Braver Than the Elements

There was just barely a sliver of orange-y pink on the horizon as I pedaled out this morning. The streetlights were glimmering, crystals of untouched snow were twinkling in glow of my headlight. I realized, as I tucked my nose into my gaiter, that I was doing something that most would call “stupid,” or a just plain bad idea. Then a patch of ice broke my thoughts and I stood up to brace myself against the slip that never came.

As it turns out, all you need is a sliver of light to foresee the icy patches when you’re rolling through the darkness.

This was the last edition of the ritual ride that my girlfriends and I have come to lovingly call “The Schoolbus Ride;” my dear friend Liz is a schoolteacher outside of town and since the winter doesn’t offer her much time to ride after school, and since the weeks get long and the social time/ride time/catch up time falls by the wayside when things get busy, we all ride her out to school. We meet at a coffeeshop, rain or shine (and only sometimes when there’s black ice anticipated,) have a treat to warm up and roll out of the valley to school. We’re never sorry we’ve taken The Schoolbus – no matter how dark, cold, rainy, brutal it is. This is our time. And even if it seems “stupid” to someone else, it’s just “the way” for us.

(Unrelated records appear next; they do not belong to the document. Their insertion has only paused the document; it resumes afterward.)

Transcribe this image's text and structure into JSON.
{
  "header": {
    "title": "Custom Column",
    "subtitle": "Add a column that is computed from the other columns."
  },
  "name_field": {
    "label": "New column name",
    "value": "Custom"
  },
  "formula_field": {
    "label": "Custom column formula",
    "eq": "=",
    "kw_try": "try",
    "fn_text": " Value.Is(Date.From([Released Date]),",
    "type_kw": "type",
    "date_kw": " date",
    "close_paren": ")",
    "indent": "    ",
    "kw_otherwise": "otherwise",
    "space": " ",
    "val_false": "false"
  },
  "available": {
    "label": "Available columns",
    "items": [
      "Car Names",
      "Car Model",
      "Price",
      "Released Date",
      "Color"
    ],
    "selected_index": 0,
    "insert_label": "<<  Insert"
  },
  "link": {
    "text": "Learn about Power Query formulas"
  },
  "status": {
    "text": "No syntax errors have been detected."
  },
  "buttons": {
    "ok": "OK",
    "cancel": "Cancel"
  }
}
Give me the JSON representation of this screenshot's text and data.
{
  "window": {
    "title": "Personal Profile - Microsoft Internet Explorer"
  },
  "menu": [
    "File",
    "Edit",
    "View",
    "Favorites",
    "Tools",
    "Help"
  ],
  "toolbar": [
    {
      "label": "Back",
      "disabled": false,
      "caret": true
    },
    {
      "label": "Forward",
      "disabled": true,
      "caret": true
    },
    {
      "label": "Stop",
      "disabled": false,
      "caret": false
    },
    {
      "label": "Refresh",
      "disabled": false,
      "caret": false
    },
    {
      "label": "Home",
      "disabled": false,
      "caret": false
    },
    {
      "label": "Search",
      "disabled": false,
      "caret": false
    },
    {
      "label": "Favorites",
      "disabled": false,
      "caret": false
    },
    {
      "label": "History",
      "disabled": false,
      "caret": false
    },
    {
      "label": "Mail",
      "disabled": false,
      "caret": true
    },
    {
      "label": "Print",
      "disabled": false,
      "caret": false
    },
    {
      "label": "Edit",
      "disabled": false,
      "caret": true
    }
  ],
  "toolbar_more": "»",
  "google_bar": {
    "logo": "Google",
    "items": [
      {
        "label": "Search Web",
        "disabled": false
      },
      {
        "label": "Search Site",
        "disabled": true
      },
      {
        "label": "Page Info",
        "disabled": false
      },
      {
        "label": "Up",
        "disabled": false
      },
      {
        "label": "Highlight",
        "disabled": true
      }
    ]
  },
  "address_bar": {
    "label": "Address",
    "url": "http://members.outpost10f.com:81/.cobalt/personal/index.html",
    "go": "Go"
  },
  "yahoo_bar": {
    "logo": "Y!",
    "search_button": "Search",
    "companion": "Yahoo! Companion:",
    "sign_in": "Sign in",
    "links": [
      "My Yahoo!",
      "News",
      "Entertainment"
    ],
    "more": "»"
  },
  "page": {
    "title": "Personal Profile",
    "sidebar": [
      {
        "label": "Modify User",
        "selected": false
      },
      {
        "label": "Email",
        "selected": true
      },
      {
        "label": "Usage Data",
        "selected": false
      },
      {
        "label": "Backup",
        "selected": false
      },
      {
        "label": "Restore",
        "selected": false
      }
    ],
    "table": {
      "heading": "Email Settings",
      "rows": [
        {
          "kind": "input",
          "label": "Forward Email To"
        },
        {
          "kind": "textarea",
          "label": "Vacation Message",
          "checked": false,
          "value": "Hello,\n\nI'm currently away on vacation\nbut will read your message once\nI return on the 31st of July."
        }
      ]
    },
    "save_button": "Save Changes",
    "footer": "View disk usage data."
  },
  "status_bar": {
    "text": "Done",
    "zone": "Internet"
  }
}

I’ve come to look forward to this ride more than most other things my week holds; because it’s just enough adventure for any old day. Because the occasional brutal conditions make the obstacles of life seem miniscule.

I strive to be the person that laughs in the face of adversity, in the face of challenges that threaten to bring me down.

It turns out that it’s pretty easy to stay upright during a sideways slide, IF you’ve braced yourself enough for the slip. If you’ve practiced slipping through the tough patches.

So, I like to practice. Particularly in the company of these babes.

Last weekend, women around the world joined rides as part of Rapha’s call to be Braver than the Elements (my fellow ambassador Kim Cross had this to say about the ride); here in Boulder we had some amazing women join us; women who had never done group rides before. A few  had never ridden more than a few miles, some had never used bikes with gears, and quite a few weren’t outfitted with fancy shoe covers, reflective jackets or even eye protection. These women completed nearly 40 miles in driving snow and sleet, on a day that many would have looked out the window and hopped back into bed. No one was forcing them, there was no reward at the finish (besides beers, ok – reward!)

I’m just so proud of what they accomplished out there, what our organization of women worldwide was able to accomplish by challenging ourselves to get after it; I hope that our ride that day reminded those women that it’s ok to get out in the elements, to suffer a little bit. The ride IS the reason. Feeling yourself toughen up a bit is the reward. Knowing that the tougher you can be, the more softly you can approach the world. When you know what it feels like to have your hands and toes and heart frozen over, it’s all the easier to feel when you’re warm and to share that warmth from the inside out.

Be brave out there! xx – L